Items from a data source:
◇ ◇ ◇ ◇ ◇ ◇ ◇
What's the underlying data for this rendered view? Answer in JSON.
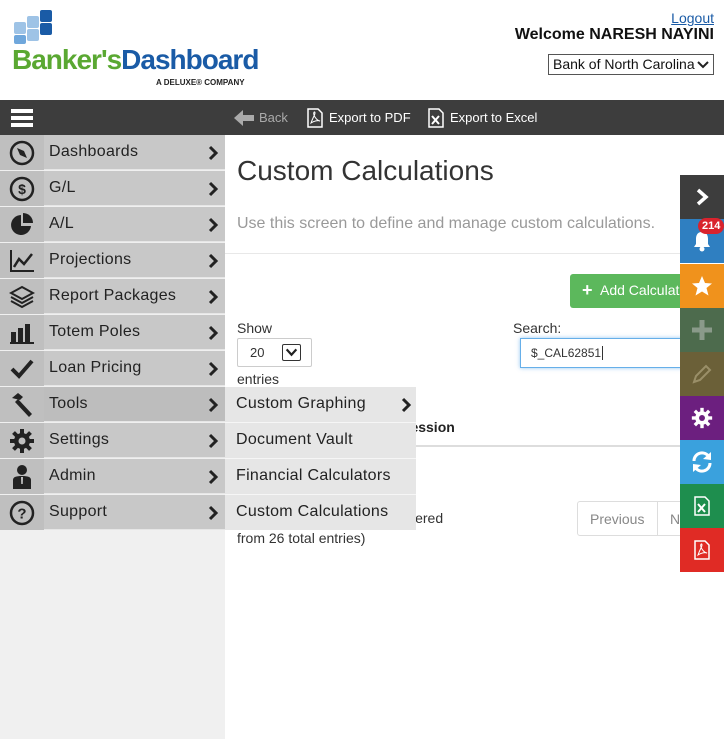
{
  "header": {
    "logo_green": "Banker's",
    "logo_blue": "Dashboard",
    "logo_sub": "A DELUXE® COMPANY",
    "logout": "Logout",
    "welcome": "Welcome  NARESH NAYINI",
    "bank_selected": "Bank of North Carolina"
  },
  "toolbar": {
    "back": "Back",
    "export_pdf": "Export to PDF",
    "export_excel": "Export to Excel"
  },
  "sidebar": {
    "items": [
      {
        "label": "Dashboards",
        "icon": "compass-icon"
      },
      {
        "label": "G/L",
        "icon": "dollar-icon"
      },
      {
        "label": "A/L",
        "icon": "pie-chart-icon"
      },
      {
        "label": "Projections",
        "icon": "line-chart-icon"
      },
      {
        "label": "Report Packages",
        "icon": "layers-icon"
      },
      {
        "label": "Totem Poles",
        "icon": "bar-chart-icon"
      },
      {
        "label": "Loan Pricing",
        "icon": "check-icon"
      },
      {
        "label": "Tools",
        "icon": "hammer-icon"
      },
      {
        "label": "Settings",
        "icon": "gear-icon"
      },
      {
        "label": "Admin",
        "icon": "person-icon"
      },
      {
        "label": "Support",
        "icon": "question-icon"
      }
    ]
  },
  "flyout": {
    "items": [
      {
        "label": "Custom Graphing"
      },
      {
        "label": "Document Vault"
      },
      {
        "label": "Financial Calculators"
      },
      {
        "label": "Custom Calculations"
      }
    ]
  },
  "main": {
    "title": "Custom Calculations",
    "description": "Use this screen to define and manage custom calculations.",
    "add_button": "Add Calculation",
    "show_label": "Show",
    "show_value": "20",
    "entries_label": "entries",
    "search_label": "Search:",
    "search_value": "$_CAL62851",
    "column_header": "ression",
    "info_line1": "iltered",
    "info_line2": "from 26 total entries)",
    "previous": "Previous",
    "next": "N"
  },
  "rail": {
    "notification_count": "214",
    "colors": {
      "expand": "#3d3d3d",
      "notifications": "#2f7fc1",
      "favorites": "#f0921c",
      "add": "#4d6b4d",
      "edit": "#6b6038",
      "settings": "#6c1f7f",
      "refresh": "#3aa1dd",
      "excel": "#1e8e4e",
      "pdf": "#e02b25"
    }
  }
}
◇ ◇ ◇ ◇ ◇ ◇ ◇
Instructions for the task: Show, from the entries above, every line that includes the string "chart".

Solution below:
        "icon": "pie-chart-icon"
        "icon": "line-chart-icon"
        "icon": "bar-chart-icon"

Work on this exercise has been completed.